Please use this identifier to cite or link to this item:
Type: Thesis
Title: Exercise and Older People: Strategies to Prevent, Treat and Delay Frailty
Author: Jadczak, Agathe Daria
Issue Date: 2017
School/Discipline: Adelaide Medical School
Abstract: Frailty, a prevalent geriatric syndrome observed in clinical practice, is recognised as a condition related to ageing where the evidence base is still developing. Frailty includes clinical indicators, such as fatigue, sedentary behaviour, weight loss, and physical function impairment, and is associated with a higher risk of disability, hospitalisation, loss of independence, and reduced quality of life. It is possible that by 2050, four million Australians aged 70 years and older will either be pre-frail or frail. Exercise has been proposed as an intervention strategy to prevent, delay and treat frailty. It has been shown to be beneficial in increasing muscle mass, maintaining and restoring muscular strength, improving physical function and mobility, and reducing the risk of falls and fractures. Exercise in combination with nutrition supplements may also be of benefit for pre-frail and frail older adults, however, only a few studies have been conducted and results have to date been conflicting. Although the benefits of exercise are well known, the uptake of exercise in older people remains poor. Doctors are an integral member of multi-disciplinary healthcare teams and have a role to play in advocating for exercise programs as well as encouraging older people to exercise. Sadly, doctors rarely focus on exercise when making treatment plans and commonly cite the lack of education during medical school as a reason for not prescribing exercise. Exercise has not been a focus of undergraduate medical and where it is included, there remains a gap in the delivery with considerable heterogeneity in the quality of the program. The aim of this PhD was to address gaps in the literature through different research projects including: a) an umbrella review to determine the most effective exercise characteristics alone or in combination with other interventions on physical function in pre-frail and frail older adults; b) a qualitative study to explore the perspectives of pre-frail and frail older adults on being advised about exercise; c) the impact of a physical activity module on fifth year medical students’ perceived competence in counselling older adults about exercise; and d) a study to determine the feasibility and the effects of exercise combined with protein supplements in community dwelling pre-frail older adults. The umbrella review indicates that multi-component exercise interventions including resistance training, aerobic, balance and flexibility tasks can currently be recommended to prevent, delay and treat frailty. Older people indicated a preference of being advised firstly by their general practitioner and we successfully demonstrated that a 1.5 hour physical activity module including a theoretical tutorial combined with a practical counselling session impacted positively on senior medical students’ perceived competence in advising older people about exercise.

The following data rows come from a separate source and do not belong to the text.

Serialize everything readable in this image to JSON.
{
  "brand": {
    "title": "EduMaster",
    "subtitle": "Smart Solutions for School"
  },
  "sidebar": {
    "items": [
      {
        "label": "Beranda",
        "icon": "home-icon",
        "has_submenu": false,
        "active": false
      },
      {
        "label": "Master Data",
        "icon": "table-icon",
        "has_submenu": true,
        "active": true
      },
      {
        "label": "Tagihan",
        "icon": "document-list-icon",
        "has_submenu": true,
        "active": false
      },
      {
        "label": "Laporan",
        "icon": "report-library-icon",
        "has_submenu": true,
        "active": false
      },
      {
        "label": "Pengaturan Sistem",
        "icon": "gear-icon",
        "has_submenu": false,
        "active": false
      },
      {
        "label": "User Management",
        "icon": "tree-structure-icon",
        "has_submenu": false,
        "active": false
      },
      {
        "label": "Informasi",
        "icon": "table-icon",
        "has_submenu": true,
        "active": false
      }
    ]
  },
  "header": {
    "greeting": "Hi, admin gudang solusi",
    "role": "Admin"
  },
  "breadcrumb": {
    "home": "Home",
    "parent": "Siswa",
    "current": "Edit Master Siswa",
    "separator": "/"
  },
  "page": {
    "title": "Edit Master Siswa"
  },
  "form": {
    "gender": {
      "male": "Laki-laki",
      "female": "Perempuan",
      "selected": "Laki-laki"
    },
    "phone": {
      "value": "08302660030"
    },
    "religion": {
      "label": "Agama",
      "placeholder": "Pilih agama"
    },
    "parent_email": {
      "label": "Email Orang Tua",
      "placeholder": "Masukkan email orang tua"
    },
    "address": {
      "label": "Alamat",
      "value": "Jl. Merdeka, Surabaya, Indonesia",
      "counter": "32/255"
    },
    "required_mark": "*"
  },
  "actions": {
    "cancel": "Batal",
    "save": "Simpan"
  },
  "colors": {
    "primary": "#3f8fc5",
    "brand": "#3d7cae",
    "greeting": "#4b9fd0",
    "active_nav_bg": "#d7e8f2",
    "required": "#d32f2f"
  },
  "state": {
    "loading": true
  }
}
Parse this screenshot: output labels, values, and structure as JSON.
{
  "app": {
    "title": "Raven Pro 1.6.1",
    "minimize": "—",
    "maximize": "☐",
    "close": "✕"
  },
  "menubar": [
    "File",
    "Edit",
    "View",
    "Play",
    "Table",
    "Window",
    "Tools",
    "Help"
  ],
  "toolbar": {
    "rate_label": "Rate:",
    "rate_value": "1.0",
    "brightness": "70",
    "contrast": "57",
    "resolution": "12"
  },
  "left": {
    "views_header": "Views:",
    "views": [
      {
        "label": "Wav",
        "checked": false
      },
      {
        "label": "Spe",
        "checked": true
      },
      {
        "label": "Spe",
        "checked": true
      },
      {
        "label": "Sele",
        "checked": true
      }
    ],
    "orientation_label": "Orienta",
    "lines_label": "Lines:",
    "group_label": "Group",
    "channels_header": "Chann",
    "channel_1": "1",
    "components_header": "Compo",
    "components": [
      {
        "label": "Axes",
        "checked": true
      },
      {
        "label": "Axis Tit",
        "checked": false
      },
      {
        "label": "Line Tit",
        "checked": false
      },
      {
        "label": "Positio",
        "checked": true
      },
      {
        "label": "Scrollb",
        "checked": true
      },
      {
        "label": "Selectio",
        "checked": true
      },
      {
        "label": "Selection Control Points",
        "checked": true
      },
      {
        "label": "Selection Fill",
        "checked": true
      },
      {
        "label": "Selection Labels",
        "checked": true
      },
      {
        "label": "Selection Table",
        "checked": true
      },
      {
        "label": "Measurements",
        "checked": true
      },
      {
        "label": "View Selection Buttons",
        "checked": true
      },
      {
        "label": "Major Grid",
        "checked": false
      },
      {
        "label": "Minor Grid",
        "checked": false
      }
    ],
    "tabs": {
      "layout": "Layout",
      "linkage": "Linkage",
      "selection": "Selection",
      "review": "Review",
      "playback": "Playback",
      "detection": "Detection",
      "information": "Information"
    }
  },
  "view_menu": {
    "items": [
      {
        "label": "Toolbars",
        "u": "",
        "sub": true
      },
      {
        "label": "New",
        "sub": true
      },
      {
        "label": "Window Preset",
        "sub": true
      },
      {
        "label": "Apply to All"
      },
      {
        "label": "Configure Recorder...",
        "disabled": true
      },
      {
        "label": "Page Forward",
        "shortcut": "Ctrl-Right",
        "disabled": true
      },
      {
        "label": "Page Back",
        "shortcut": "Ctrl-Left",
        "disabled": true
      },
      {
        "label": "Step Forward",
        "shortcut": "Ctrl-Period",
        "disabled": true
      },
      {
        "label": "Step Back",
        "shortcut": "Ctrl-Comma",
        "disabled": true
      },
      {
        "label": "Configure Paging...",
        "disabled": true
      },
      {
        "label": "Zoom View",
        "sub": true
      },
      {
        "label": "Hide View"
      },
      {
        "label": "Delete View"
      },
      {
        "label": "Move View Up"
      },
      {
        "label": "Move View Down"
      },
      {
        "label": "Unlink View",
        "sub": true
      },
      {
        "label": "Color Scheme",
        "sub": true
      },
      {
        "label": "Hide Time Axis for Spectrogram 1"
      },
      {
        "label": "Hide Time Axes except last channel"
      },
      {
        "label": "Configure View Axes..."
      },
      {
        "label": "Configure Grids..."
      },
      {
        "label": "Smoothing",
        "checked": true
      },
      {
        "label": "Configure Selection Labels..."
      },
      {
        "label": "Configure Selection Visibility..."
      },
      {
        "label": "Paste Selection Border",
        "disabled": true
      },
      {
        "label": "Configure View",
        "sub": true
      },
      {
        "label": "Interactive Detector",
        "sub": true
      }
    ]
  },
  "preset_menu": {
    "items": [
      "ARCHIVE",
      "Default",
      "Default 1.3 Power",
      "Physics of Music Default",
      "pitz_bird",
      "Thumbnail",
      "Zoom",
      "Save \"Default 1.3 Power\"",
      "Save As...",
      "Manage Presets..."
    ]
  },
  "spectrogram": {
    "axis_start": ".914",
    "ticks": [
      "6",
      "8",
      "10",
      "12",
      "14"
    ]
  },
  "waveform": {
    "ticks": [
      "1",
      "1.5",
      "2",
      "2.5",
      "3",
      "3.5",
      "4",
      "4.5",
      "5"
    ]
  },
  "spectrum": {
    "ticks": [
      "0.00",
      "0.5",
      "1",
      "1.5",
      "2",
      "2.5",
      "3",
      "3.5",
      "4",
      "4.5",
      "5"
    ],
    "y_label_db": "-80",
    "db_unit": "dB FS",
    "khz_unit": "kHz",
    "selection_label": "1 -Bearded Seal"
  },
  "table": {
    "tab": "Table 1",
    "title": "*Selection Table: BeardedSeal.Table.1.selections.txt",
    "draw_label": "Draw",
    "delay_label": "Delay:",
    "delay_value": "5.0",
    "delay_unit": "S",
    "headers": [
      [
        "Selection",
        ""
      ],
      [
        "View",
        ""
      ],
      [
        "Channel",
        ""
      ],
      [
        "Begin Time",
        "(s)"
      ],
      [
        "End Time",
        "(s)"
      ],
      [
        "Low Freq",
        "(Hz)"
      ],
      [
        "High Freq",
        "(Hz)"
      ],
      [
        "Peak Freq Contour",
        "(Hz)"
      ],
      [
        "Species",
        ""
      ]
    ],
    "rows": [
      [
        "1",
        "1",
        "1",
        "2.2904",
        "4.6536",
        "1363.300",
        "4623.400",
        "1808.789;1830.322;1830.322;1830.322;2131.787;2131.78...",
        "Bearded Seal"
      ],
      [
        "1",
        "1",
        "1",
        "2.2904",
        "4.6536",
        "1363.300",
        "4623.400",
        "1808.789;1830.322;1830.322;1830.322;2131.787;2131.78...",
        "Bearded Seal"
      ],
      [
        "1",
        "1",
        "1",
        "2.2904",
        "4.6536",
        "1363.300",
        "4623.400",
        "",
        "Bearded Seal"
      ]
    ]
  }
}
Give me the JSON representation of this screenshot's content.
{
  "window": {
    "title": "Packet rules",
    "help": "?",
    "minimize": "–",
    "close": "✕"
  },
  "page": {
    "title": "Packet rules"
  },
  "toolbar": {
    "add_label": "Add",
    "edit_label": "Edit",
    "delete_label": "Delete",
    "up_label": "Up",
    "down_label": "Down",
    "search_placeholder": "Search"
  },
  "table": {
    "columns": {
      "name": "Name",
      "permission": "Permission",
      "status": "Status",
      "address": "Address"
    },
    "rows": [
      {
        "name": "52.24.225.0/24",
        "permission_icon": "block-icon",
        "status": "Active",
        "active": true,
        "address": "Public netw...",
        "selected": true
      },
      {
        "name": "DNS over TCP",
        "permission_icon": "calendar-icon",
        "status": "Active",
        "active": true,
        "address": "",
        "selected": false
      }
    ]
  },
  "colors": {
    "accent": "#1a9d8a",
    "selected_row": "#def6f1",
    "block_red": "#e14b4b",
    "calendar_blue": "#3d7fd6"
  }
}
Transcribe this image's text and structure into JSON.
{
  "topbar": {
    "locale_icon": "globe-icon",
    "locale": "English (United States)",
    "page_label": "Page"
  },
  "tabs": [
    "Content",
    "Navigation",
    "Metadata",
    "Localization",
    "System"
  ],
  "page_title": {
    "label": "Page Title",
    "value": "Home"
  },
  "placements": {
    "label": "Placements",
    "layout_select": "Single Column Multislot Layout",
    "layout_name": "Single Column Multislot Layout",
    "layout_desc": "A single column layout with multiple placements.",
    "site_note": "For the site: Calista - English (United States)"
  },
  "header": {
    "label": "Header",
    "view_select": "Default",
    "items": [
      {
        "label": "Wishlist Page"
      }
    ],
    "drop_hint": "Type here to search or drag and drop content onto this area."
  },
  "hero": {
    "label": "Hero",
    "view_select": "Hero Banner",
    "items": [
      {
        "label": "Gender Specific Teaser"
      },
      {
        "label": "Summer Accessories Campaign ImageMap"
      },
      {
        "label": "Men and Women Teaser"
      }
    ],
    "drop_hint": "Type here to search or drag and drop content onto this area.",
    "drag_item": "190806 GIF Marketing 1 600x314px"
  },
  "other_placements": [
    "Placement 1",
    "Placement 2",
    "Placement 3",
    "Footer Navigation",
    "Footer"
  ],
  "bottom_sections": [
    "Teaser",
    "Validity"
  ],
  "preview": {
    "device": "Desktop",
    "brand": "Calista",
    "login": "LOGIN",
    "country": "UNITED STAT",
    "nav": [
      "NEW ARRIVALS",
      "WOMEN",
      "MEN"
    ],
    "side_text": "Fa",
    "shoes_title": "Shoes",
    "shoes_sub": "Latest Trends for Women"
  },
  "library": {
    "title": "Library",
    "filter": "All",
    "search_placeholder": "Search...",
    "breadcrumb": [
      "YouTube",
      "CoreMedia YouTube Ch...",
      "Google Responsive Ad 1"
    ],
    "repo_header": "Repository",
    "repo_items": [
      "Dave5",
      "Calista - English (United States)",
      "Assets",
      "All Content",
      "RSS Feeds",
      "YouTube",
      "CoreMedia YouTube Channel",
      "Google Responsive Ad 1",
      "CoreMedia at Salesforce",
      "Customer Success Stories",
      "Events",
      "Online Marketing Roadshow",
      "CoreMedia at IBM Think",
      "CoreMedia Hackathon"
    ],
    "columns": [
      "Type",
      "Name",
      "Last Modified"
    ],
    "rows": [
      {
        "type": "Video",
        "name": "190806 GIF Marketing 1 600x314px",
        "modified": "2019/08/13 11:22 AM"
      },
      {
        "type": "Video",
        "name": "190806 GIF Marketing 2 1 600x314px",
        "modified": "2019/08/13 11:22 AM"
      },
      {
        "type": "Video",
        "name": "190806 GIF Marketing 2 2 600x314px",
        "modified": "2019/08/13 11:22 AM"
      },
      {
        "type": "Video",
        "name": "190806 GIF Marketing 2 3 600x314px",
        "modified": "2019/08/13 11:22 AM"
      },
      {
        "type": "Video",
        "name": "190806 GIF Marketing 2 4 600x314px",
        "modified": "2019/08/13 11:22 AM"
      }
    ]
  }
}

Preliminary data from the intervention study suggests that the multicomponent exercise program are feasible, tolerable and safe. However, several non-serious side effects relating to the consumption of the commercially available protein supplements were noted among the participants suggesting that even when protein supplements have undergone extensive consumer acceptance testing, many individuals still require tailored strategies to help them to adjust to this new nutritional product. Thesis Layout: This thesis is presented in publication format including seven manuscripts with their own referencing and appendices. A general introduction, a background literature review as well as a final discussion including implications for practice and future directions link together all the research that was conducted during this PhD. The references of the introduction, background and discussion chapters are presented together at the end of this thesis.
Advisor: Visvanathan, Renuka
Luscombe-Marsh, Natalie
Dissertation Note: Thesis (Ph.D.) -- University of Adelaide, Adelaide Medical School, 2017
Keywords: Frailty
medical education
exercise prescription
geriatric assessments
older people
Provenance: This electronic version is made publicly available by the University of Adelaide in accordance with its open access policy for student theses. Copyright in this thesis remains with the author. This thesis may incorporate third party material which has been used by the author pursuant to Fair Dealing exceptions. If you are the owner of any included third party copyright material you wish to be removed from this electronic version, please complete the take down form located at:
Appears in Collections:Research Theses

Files in This Item:
File Description SizeFormat 
Jadczak2017_PhD.pdf9.03 MBAdobe PDFView/Open

Items in DSpace are protected by copyright, with all rights reserved, unless otherwise indicated.